Building endurance takes time. In fact, it probably won’t increase quite as quickly as you might think it will, but the good thing is that it also doesn’t desert you as quickly either.
The sessions you do add up to make training days, the training days make weeks, and the weeks naturally add up to months and years. In the history of your sporting life your body remembers everything you have done and as you get older in the sport, it becomes easier to get back to that peak level of fitness as your base gets bigger.
Your body remembers everything you have done and as you get older in the sport, it becomes easier to get back to that peak level of fitness as your base gets bigger.
Improving your endurance comes from lots of hard work and dedication over a long period of time. There is no real secret, you just have to get out there and get amongst it!
Importance of consistent training
Firstly you have to be consistent with your training. Think of it as a long-term project and plan your training in blocks of work with a nice rest to provide some respite every now and then. Being a hero and doing huge days every so often and pulling up tired the next day will not help you anywhere near as much as a steady sustainable block of six days solid with one day of recovery.

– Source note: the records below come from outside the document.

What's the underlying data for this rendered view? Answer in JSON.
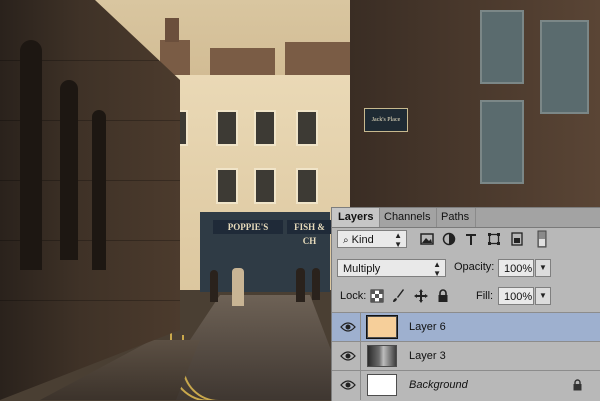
{
  "photo": {
    "shop_sign": "POPPIE'S",
    "shop_sign_2": "FISH & CH",
    "hanging_sign": "Jack's Place"
  },
  "layers_panel": {
    "tabs": [
      {
        "label": "Layers",
        "active": true
      },
      {
        "label": "Channels",
        "active": false
      },
      {
        "label": "Paths",
        "active": false
      }
    ],
    "filter": {
      "kind_label": "Kind",
      "search_icon": "search-icon"
    },
    "filter_icons": [
      "image-filter-icon",
      "adjustment-filter-icon",
      "type-filter-icon",
      "shape-filter-icon",
      "smart-object-filter-icon",
      "filter-toggle-icon"
    ],
    "blend_mode": "Multiply",
    "opacity_label": "Opacity:",
    "opacity_value": "100%",
    "lock_label": "Lock:",
    "lock_icons": [
      "lock-transparent-icon",
      "lock-paint-icon",
      "lock-move-icon",
      "lock-all-icon"
    ],
    "fill_label": "Fill:",
    "fill_value": "100%",
    "layers": [
      {
        "name": "Layer 6",
        "selected": true,
        "thumb_color": "#f6cf9a",
        "visible": true
      },
      {
        "name": "Layer 3",
        "selected": false,
        "thumb": "photo",
        "visible": true
      },
      {
        "name": "Background",
        "selected": false,
        "thumb_color": "#ffffff",
        "visible": true,
        "locked": true
      }
    ],
    "colors": {
      "panel_bg": "#b8b8b8",
      "selected_row": "#9eb0cf",
      "layer6_fill": "#f6cf9a"
    }
  }
}
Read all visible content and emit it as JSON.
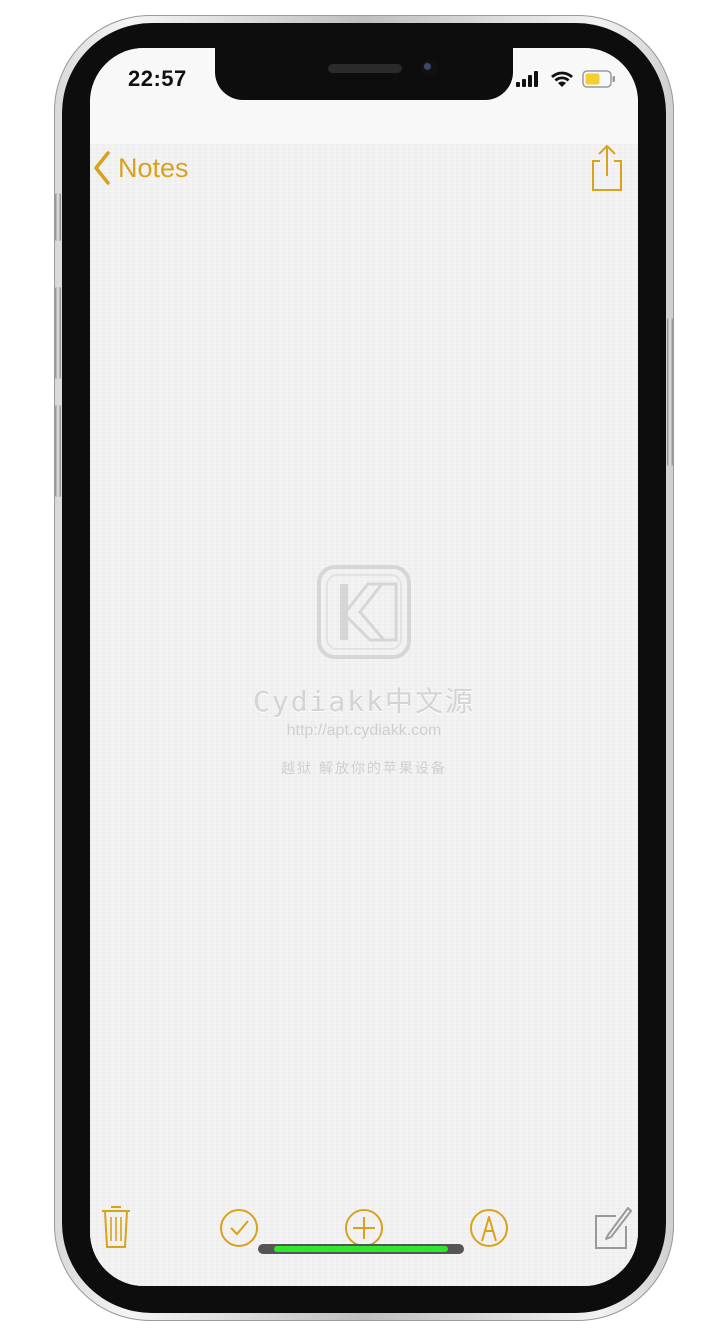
{
  "status_bar": {
    "time": "22:57",
    "icons": [
      "cellular-signal-icon",
      "wifi-icon",
      "battery-icon"
    ]
  },
  "nav": {
    "back_label": "Notes",
    "back_icon": "chevron-left-icon",
    "share_icon": "share-icon"
  },
  "watermark": {
    "title": "Cydiakk中文源",
    "url": "http://apt.cydiakk.com",
    "subtitle": "越狱 解放你的苹果设备"
  },
  "toolbar": {
    "items": [
      "trash-icon",
      "checklist-icon",
      "add-icon",
      "markup-icon",
      "compose-icon"
    ]
  },
  "colors": {
    "accent": "#d9a21b",
    "paper": "#f4f4f5",
    "home_indicator": "#2ee82e"
  }
}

The frequency of basic training is what will make you better. When you are ready to progress you either do a bigger effort in those days or you up the volume to do more in sessions, but that should happen slowly and steadily rather than a big increase.
Think about the intensity of training sessions
If you’re looking to build your endurance or your base fitness you should look to keep the intensity of the sessions down and under control. This will help you be able to train for longer and not end up tired and demotivated the next day. Over time you’ll find yourself getting more conditioned at the lower intensities and when that happens, you’ll be able to go faster for the same effort.
Stick to your plan on this, and when you do the standard weekend club sessions for example, and they start to push the pace too hard towards the end, try to conserve your energy and sit at the back or ride in a more aerodynamic position. Think of it as a win if you can keep up without killing yourself.
It’s also good practice for races because ideally you want to be able to push less power and go the same speed. If you’re worried about not getting the most out of yourself (and your partner doesn’t mind) you will have extra energy to go for an evening run.
Fuel your training
I mentioned before that consistency is the name of the game when building your endurance. To be consistent you need to be able to back up the hard days and to do that you need to keep yourself properly fuelled.
My advice on that is on your bike rides, try to eat a snack and drink around 500ml each hour. This will benefit you because you’ll hold off the dreaded food bonk so you’ll be stronger for longer on the bike.
Try to eat a snack and drink around 500ml each hour.
Crucially though you won’t be starving hungry when you get home therefore ruining any other session you had planned, plus the fact you’ll feel recovered the next day.
Strength and conditioning
My final tip is to factor in strength and conditioning into your programme not just from an injury prevention perspective but also for endurance. Working on your hips stability, glutes and core strength will enable you to hold your form for longer in all three disciplines and the longer you can do that, the longer you can hold off fatigue and loss of pace.